            Merry Christmas, friends.  God bless you; and I bid you a most joyful, and hopeful, and peace-filled celebration.

            Now let’s stand and say our prayers:

***

Our Prayers this Christmas Eve

 

Prayer Leader:  Loving God, we gather this holy night to give you thanks and praise; to linger in the joy of your arrival; and to be in prayer.  We pray for all your people, everywhere.  Fill us with your grace and truth.

                        Lord, in your mercy;

People:            Hear our prayer.

Prayer Leader:  We place before you our own households; our neighborhoods; the Greater Austin community; and the World.  We pray for all nations and peoples.  To the shepherds your angels pronounced peace to all the earth.  Give us the will to work and pray for that peace daily.

                        Lord, in your mercy;

People:            Hear our prayer.

 

Prayer Leader:  We pray for all healing and reconciliation.  We pray for the sick; for those who grieve; for those searching for today’s meal and those with no safe place to rest their head this evening.  We pray for those who have asked us to pray for them, and for those prayed for by no one else.  We ask for the grace to be your servants and witnesses, and to reveal your love to the world.

            We thank you for the Serene Hills giving us a home this evening.  Watch over and bless all student and parents; all teachers, staff, and administrators.

                        Lord, in your mercy;

People:            Hear our prayer.

 

Prayer Leader:  We pray for the men and women of the armed forces; for all police officers, firefighters, and first responders; and for all who work tonight while we worship.

                        Lord, in your mercy;

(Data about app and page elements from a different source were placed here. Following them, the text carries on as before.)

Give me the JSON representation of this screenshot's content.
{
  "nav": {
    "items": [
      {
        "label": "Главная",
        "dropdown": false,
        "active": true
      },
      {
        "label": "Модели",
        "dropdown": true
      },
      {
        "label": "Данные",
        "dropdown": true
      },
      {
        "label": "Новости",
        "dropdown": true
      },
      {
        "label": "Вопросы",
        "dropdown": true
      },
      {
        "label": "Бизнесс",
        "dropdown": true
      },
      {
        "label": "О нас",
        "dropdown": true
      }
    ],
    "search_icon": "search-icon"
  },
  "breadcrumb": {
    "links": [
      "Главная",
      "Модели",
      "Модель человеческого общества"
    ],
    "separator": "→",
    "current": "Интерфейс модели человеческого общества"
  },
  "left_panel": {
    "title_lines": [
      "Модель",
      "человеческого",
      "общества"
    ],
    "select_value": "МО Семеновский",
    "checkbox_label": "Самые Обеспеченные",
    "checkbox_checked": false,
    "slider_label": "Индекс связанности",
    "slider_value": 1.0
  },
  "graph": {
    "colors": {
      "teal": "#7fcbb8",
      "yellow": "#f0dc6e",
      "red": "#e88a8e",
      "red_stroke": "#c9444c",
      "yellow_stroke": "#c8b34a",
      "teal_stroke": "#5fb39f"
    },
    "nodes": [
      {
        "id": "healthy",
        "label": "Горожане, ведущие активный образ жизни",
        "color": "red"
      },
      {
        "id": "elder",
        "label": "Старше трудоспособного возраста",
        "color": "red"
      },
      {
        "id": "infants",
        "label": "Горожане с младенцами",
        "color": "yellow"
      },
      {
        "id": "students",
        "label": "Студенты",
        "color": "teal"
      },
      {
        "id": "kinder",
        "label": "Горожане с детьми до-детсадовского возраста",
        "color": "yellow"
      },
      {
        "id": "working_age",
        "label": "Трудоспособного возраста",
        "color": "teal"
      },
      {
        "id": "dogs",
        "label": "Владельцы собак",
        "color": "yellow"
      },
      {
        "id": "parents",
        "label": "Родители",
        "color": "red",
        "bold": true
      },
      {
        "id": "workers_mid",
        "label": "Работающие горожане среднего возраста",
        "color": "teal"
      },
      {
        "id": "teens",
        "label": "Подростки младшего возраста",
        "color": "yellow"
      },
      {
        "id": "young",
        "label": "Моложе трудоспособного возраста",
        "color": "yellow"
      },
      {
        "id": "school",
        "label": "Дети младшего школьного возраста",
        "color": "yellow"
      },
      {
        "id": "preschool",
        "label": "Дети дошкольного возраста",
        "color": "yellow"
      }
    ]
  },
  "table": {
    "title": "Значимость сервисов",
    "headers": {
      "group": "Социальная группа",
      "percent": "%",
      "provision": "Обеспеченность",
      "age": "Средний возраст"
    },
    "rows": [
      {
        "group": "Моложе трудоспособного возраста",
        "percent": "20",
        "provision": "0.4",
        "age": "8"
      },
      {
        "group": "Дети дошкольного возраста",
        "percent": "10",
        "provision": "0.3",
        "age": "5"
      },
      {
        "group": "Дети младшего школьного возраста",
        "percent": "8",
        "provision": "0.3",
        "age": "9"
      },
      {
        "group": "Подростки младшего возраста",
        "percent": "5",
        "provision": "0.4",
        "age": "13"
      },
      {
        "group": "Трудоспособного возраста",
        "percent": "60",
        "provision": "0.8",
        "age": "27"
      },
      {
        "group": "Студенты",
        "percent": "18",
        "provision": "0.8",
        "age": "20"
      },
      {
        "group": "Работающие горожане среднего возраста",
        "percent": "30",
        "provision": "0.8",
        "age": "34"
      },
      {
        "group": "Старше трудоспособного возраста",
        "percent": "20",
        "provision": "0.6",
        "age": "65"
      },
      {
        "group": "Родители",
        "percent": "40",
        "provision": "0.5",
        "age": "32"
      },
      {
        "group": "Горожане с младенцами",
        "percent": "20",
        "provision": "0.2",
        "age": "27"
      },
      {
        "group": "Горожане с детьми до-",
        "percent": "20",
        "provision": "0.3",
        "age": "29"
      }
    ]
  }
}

People:            Hear our prayer.

 

Prayer Leader:  We thank you for the saints who rejoice with the angels in your nearer presence, and thank you for the promise of your heavenly banquet table.

                        Lord, in your mercy;

People:            Hear our prayer.

 

Prayer Leader:  And now, Lord God, we place before you what rests upon our hearts this evening, either silently or aloud…

 

Prayer Leader:  Loving God, we are a grateful people.  You are the Light of the World, come to all the Earth, and we love you.  We thank you for every gift; for the grace of this evening; for the beauty of hope; for good tidings of great joy to all the people.  With full and grateful hearts, we thank you for Christmas; for your Son Jesus, born this night of Mary and taking our human nature upon himself, and dwelling with all humanity.  Thank you.

We offer you these prayers and praises, in your Most Holy Name.  Amen.